This week we’ve been talking with Jennifer Curtis, Project Director with NC Choices a part of The Center for Environmental Farming Systems Initiative. The center is taking the local food movement to another level by talking with major players in food distribution, as well as large-scale purchasers such as schools and hospitals, encouraging them to buy as much as 10% of their food locally, which in turn will trickle down to rural communities and the producer.
NC Choices is working to transition producers by working with other aspects of the economy as well:
“That’s where we’re looking at…”how can we build this economy” not just the farms but the infrastructure in between, the transportation businesses, the distribution businesses, that’s what the whole economy really runs around, and over the last 50 years our food system has really become very global, so now we’re looking at how do we bring that back home, and how do we bring back some of those businesses that will support the local farmer.”
This initiative has spawned the 10% Campaign, launched the first week of August. Curtis says they’ve seen some successes early on:
“Well, it’s been tremendous these first couple of weeks since we’ve launched the 10% Campaign, particularly we’re excited about the institutional partners, and I think it’s just going to take time to develop more individuals to learn about it and how they can take part in it. But, ultimately we hope to show tremendous amount of interest in local food, and think it’s going to be a great success.”
Curtis says they’re seeing some direct correlations to overall health:
“One of the most exciting thing we saw this past year in the Farm to Fork Initiative was the number of health professionals that were interested in local food. Basically, in North Carolina there are a lot of people that get sick to chronic diseases, heart disease, cancer, these diseases are related to diet. And so, when you look about purchasing supporting local foods you’re looking at eating fresh, nutritious wholesome foods. And if you do a little bit more cooking, that’s a good thing. So, yes, we see a direct connection between supporting local foods and supporting our overall health.”
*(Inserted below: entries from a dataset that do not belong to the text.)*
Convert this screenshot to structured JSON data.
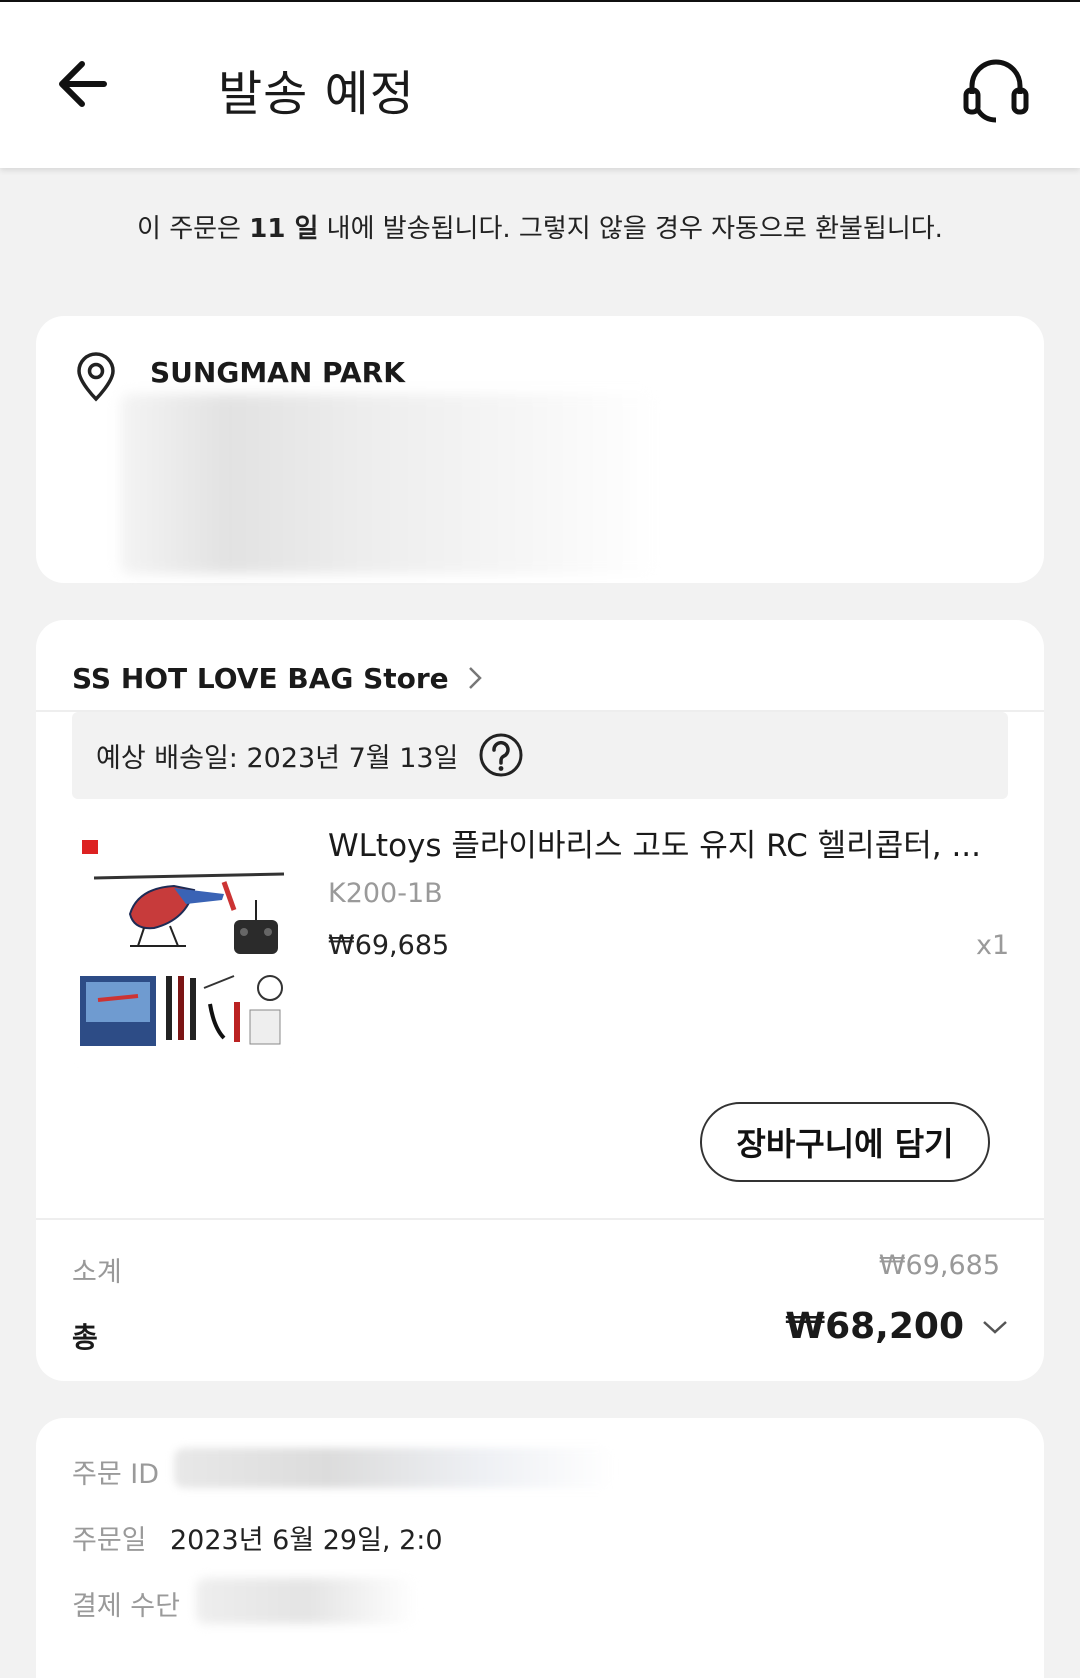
{
  "header": {
    "title": "발송 예정",
    "back_icon": "arrow-left-icon",
    "support_icon": "headset-icon"
  },
  "notice": {
    "prefix": "이 주문은 ",
    "days": "11 일",
    "suffix": " 내에 발송됩니다. 그렇지 않을 경우 자동으로 환불됩니다."
  },
  "address": {
    "name": "SUNGMAN PARK",
    "icon": "location-pin-icon"
  },
  "store": {
    "name": "SS HOT LOVE BAG Store",
    "estimated_delivery": "예상 배송일: 2023년 7월 13일",
    "product": {
      "title": "WLtoys 플라이바리스 고도 유지 RC 헬리콥터, ...",
      "variant": "K200-1B",
      "price": "₩69,685",
      "quantity": "x1"
    },
    "add_to_cart_label": "장바구니에 담기",
    "subtotal_label": "소계",
    "subtotal_value": "₩69,685",
    "total_label": "총",
    "total_value": "₩68,200"
  },
  "order_info": {
    "order_id_label": "주문 ID",
    "order_date_label": "주문일",
    "order_date_value": "2023년 6월 29일, 2:0",
    "payment_label": "결제 수단"
  },
  "colors": {
    "background": "#f2f2f2",
    "card": "#ffffff",
    "muted_text": "#9a9a9a"
  }
}
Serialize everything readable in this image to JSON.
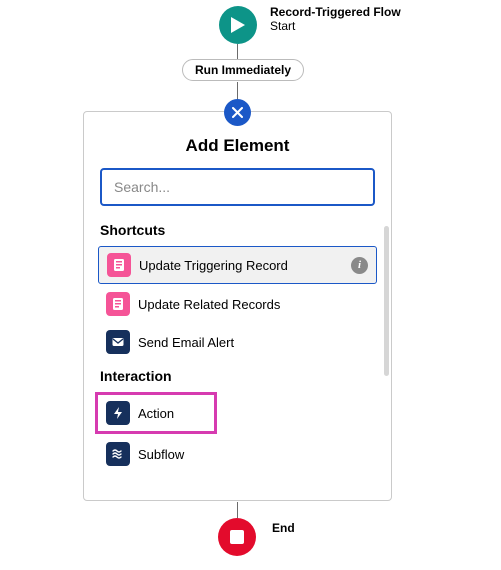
{
  "start": {
    "title": "Record-Triggered Flow",
    "subtitle": "Start"
  },
  "run_pill": "Run Immediately",
  "panel": {
    "title": "Add Element",
    "search_placeholder": "Search...",
    "sections": {
      "shortcuts": {
        "heading": "Shortcuts",
        "items": [
          {
            "label": "Update Triggering Record"
          },
          {
            "label": "Update Related Records"
          },
          {
            "label": "Send Email Alert"
          }
        ]
      },
      "interaction": {
        "heading": "Interaction",
        "items": [
          {
            "label": "Action"
          },
          {
            "label": "Subflow"
          }
        ]
      }
    }
  },
  "end": {
    "label": "End"
  },
  "info_glyph": "i"
}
But, health concerns are not what have initially driven consumers to farmers’ markets…. it’s tomatoes tasting like tomatoes and not the can or freezer:
“Yeah, I think that’s the major reasons people go to farmers’ markets is the quality is just outstanding. Tomatoes taste like you grew up eating them, that’s why we see so many people growing their own food now too, the downturn in the economy we have a lot more urban garden, community gardens, and people taking a stab at producing their own tasty tomato. So, absolutely, taste is a big driver and freshness and quality is what local’s all about.”
Curtis closed with these thoughts:
"Folks may not have heard of the Center for Environmental Farming Systems, it’s a collaboration between NC State University, NC A&T University, and the Department of Agriculture, and we’ve done research for the last 15 years on how to produce foods sustainably, and that means profitably, environmentally sound, and socially responsible. So, we’ve been working on that for a number of years and we’re excited to really be making the connection with individuals and institutions around local food in North Carolina.”
Rhonda Garrison and Jennifer Curtis met at the Carrboro Farmers' Market to discuss NC Choices and the 10% Campaign... Read "Farm to Fork" to learn more about NC Sustainable Farming initiative...